## What is needed
Since only the words are wanted, reproduce every entry exactly and leave the images behind.

## Given records
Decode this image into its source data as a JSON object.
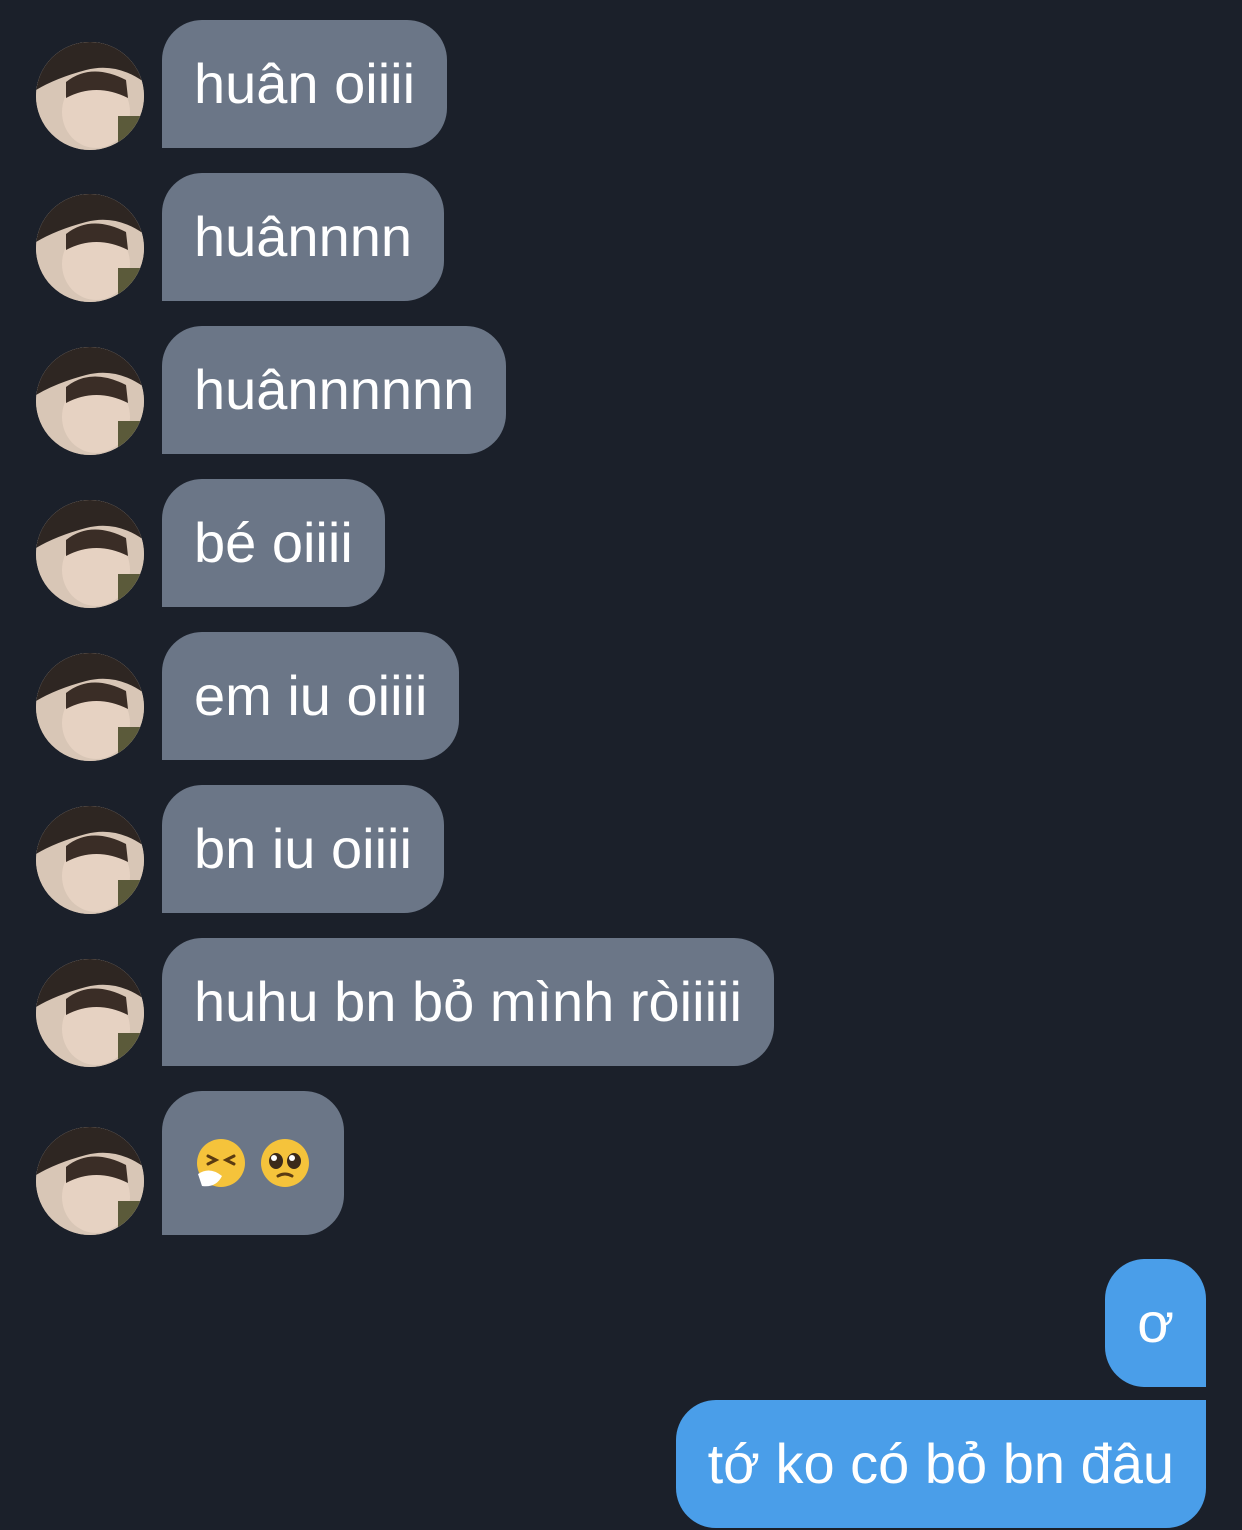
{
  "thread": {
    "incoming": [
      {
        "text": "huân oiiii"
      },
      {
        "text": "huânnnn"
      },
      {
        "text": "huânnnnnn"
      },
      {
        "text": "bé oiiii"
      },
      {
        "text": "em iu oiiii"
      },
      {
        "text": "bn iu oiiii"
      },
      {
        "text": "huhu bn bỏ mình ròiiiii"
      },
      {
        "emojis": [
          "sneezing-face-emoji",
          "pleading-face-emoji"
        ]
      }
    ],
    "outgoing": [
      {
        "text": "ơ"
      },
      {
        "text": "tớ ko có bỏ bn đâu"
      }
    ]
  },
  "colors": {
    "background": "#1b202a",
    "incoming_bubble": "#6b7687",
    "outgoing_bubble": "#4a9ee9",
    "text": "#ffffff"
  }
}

## Answer to this task
Decode this image into its source data as a JSON object.
{
  "thread": {
    "incoming": [
      {
        "text": "huân oiiii"
      },
      {
        "text": "huânnnn"
      },
      {
        "text": "huânnnnnn"
      },
      {
        "text": "bé oiiii"
      },
      {
        "text": "em iu oiiii"
      },
      {
        "text": "bn iu oiiii"
      },
      {
        "text": "huhu bn bỏ mình ròiiiii"
      },
      {
        "emojis": [
          "sneezing-face-emoji",
          "pleading-face-emoji"
        ]
      }
    ],
    "outgoing": [
      {
        "text": "ơ"
      },
      {
        "text": "tớ ko có bỏ bn đâu"
      }
    ]
  },
  "colors": {
    "background": "#1b202a",
    "incoming_bubble": "#6b7687",
    "outgoing_bubble": "#4a9ee9",
    "text": "#ffffff"
  }
}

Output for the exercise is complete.